By John Donovan
The US and EU are ready to impose new sanctions on Russia arising from events in Ukraine. See extract from a fuelfix.com article published under the headline: “Sanctions threaten Putin’s oil deals with Exxon Mobil, Shell”
Other vulnerable international operators include Royal Dutch Shell, the world’s second-largest energy company by market value. Multiple investments by The Hague-based company in Russia include ventures to use advanced reservoir-management techniques to revive and increase crude output from Soviet-era fields and to explore some of the nation’s vast, untapped shale formations. “We are continuing to review the latest sanctions to assess the potential impacts on our business, and engaging with the respective authorities to gain further clarity,” Kayla Macke, a Shell spokeswoman, said in an e-mail. “We are taking action to ensure we comply with all applicable sanctions or related measures. We’re keeping the situation under close review.”
A Russian news organisation, rt.com, has published an article covering the same story, under the headline: “US, EU to ban Exxon, BP and Shell from oil exploration in Russia – report”
The EU and the US are going to ban energy giants like Exxon Mobil, BP and Shell from searching for crude oil in Russia’s Arctic, deep seas and shale formations, three American officials anonymously told Bloomberg.
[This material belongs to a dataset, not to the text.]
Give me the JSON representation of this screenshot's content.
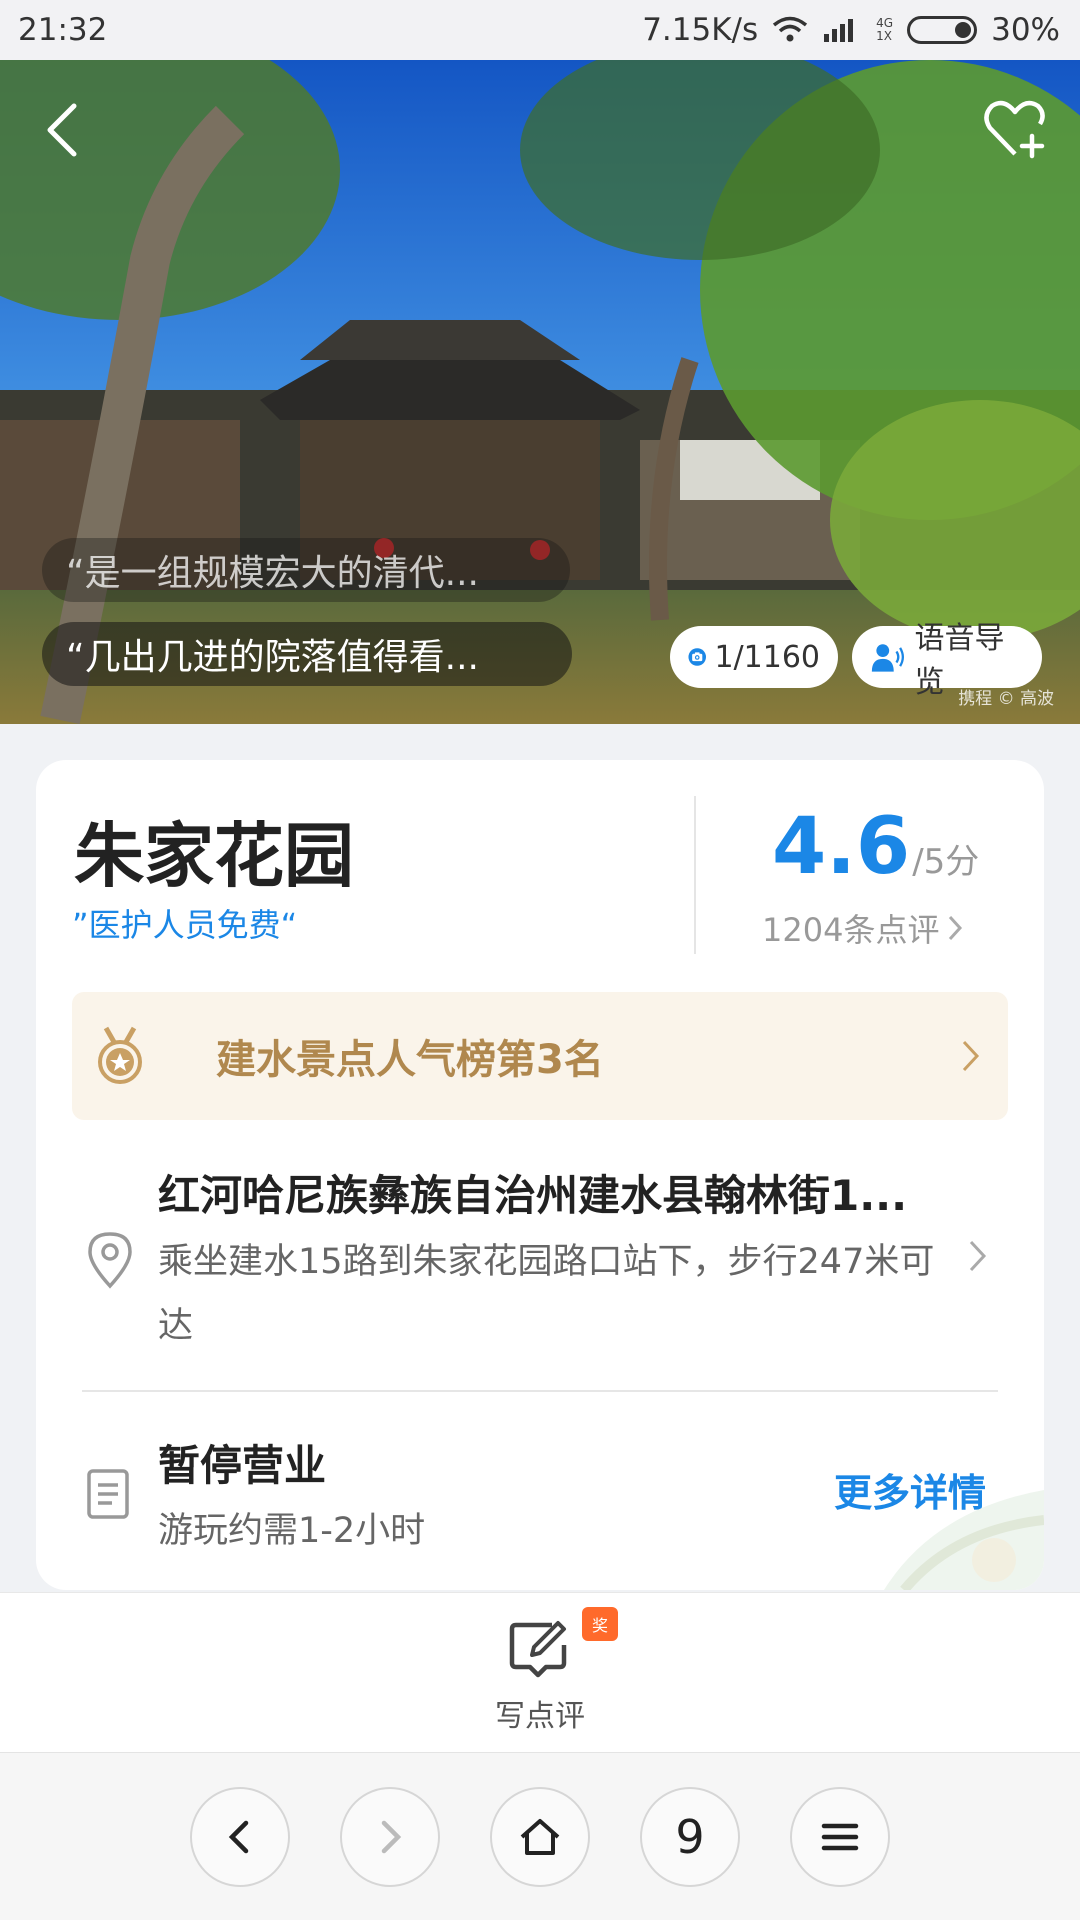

According to one official who spoke to Bloomberg, the new round of sanctions may target Arctic exploration prospects, as the new ban – if implemented – will further impact sharing “sensitive technologies” and services with Russia. Such exports must be authorized by member states if the products are destined for deep-water oil exploration projects in Russia.
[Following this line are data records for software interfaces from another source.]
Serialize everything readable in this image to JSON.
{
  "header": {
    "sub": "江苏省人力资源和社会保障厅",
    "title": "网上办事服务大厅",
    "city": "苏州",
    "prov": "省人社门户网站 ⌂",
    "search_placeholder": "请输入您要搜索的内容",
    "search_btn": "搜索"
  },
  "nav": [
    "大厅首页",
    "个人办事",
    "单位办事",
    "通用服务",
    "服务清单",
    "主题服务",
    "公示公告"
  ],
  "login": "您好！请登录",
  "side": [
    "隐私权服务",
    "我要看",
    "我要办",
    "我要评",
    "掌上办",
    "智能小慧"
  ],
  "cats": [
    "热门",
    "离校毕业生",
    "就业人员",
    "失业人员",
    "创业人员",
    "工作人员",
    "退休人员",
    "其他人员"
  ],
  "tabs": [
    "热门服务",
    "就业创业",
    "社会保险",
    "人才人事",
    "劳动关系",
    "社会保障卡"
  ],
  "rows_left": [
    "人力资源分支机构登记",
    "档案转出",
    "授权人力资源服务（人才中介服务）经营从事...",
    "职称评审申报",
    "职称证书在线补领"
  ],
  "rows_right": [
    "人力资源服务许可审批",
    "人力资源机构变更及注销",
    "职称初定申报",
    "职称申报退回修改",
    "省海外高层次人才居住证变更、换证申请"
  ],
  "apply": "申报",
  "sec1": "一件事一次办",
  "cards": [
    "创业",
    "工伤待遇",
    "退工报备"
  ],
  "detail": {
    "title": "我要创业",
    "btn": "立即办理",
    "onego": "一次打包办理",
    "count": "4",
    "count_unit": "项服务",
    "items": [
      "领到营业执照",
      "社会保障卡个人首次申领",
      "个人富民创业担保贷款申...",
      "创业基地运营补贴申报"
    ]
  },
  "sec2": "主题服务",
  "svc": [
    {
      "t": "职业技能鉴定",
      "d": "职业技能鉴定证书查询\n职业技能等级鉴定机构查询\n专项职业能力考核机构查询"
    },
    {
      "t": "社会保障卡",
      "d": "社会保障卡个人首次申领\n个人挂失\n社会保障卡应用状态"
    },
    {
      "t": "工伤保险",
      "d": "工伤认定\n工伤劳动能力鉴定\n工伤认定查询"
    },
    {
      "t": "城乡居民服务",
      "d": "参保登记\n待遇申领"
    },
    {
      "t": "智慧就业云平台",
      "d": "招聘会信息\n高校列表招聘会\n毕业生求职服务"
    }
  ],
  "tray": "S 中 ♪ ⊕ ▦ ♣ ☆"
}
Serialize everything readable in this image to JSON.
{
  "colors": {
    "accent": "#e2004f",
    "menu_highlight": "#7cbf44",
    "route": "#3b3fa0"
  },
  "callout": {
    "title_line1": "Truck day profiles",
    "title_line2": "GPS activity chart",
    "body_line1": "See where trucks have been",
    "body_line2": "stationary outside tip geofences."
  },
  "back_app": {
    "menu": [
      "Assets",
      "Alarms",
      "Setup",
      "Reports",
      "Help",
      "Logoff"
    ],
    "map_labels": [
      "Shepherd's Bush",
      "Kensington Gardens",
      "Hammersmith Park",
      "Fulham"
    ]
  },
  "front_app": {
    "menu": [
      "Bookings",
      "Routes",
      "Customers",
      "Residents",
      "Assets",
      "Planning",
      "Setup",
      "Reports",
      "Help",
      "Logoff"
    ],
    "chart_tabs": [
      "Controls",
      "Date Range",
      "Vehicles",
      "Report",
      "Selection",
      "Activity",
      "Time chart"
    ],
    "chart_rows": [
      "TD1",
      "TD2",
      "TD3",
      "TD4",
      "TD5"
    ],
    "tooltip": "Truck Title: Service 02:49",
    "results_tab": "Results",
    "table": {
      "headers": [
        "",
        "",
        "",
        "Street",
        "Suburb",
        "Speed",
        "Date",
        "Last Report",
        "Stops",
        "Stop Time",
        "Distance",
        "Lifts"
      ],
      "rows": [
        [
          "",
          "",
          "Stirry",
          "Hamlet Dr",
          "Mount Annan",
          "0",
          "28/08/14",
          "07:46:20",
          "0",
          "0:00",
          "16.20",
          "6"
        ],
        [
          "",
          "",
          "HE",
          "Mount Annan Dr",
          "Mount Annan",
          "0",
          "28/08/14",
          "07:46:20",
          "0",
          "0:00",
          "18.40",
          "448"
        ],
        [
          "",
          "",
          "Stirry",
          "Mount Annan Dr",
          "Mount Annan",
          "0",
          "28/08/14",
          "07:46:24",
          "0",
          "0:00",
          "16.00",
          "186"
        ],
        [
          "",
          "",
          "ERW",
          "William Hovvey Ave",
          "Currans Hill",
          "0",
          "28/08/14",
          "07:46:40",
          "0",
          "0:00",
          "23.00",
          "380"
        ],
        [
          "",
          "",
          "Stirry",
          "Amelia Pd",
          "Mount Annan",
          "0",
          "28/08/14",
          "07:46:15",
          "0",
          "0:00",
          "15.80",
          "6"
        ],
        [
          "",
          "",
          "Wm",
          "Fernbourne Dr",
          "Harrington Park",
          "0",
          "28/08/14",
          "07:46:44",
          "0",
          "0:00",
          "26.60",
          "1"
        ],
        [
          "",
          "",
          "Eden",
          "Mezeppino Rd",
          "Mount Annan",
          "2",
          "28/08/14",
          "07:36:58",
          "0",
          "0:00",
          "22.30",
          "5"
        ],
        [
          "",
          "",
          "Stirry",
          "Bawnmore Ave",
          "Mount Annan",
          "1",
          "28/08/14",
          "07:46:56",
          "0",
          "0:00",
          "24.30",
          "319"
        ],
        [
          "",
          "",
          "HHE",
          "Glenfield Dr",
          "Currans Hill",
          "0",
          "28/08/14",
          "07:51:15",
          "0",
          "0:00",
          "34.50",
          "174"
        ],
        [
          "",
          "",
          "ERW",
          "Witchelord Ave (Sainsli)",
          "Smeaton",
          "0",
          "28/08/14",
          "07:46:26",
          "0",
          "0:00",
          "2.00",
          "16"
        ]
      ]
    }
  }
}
A BloombergBusinessweek article by Eduard Gismatullin points out that the liquefied-gas-for-transport market is growing faster in China than in North America. The company is examining opportunities to develop the business in China, which already has more than 100,000 vehicles running on LNG, said John Abbott, Shell’s head of refining.
Next, an informative interview: Shell CEO talks investors, safety and renewable energy in Rigzone interview
Royal Dutch Shell CEO Ben van Beurden has only spent a few months on the job, but he sees opportunity for the company to spend its money wiser, be more proactive about safety measures and play a bigger role in developing renewable energy sources, according to an interview published by Rigzone.
Bloomberg News reports that Bob Dudley of BP and Ben van Beurden of Royal Dutch Shell have issued statements wading into the Scottish Independence debate on the side of maintaining the existing UK.
The Telegraph also makes reference to the same development:
BP formally came out against Scottish independence and Bob Dudley, its chief executive, backed warnings by Sir Ian Wood, the oil industry’s most eminent businessman, that Alex Salmond’s economic case for separation relies on highly inflated estimates for North Sea tax revenue. Ben van Beurden, Shell’s chief executive, also backed the assessment published by Sir Ian, who warned that Scottish voters were using their hearts rather than their heads in the independence debate and urged them to re-examine the economic case.
Extract from a related article
Royal Dutch Shell also has in its payroll approximately 12,000 people from the area. The European oil major is already beleaguered by a falling bottom line and has been hiving off its North American and international assets.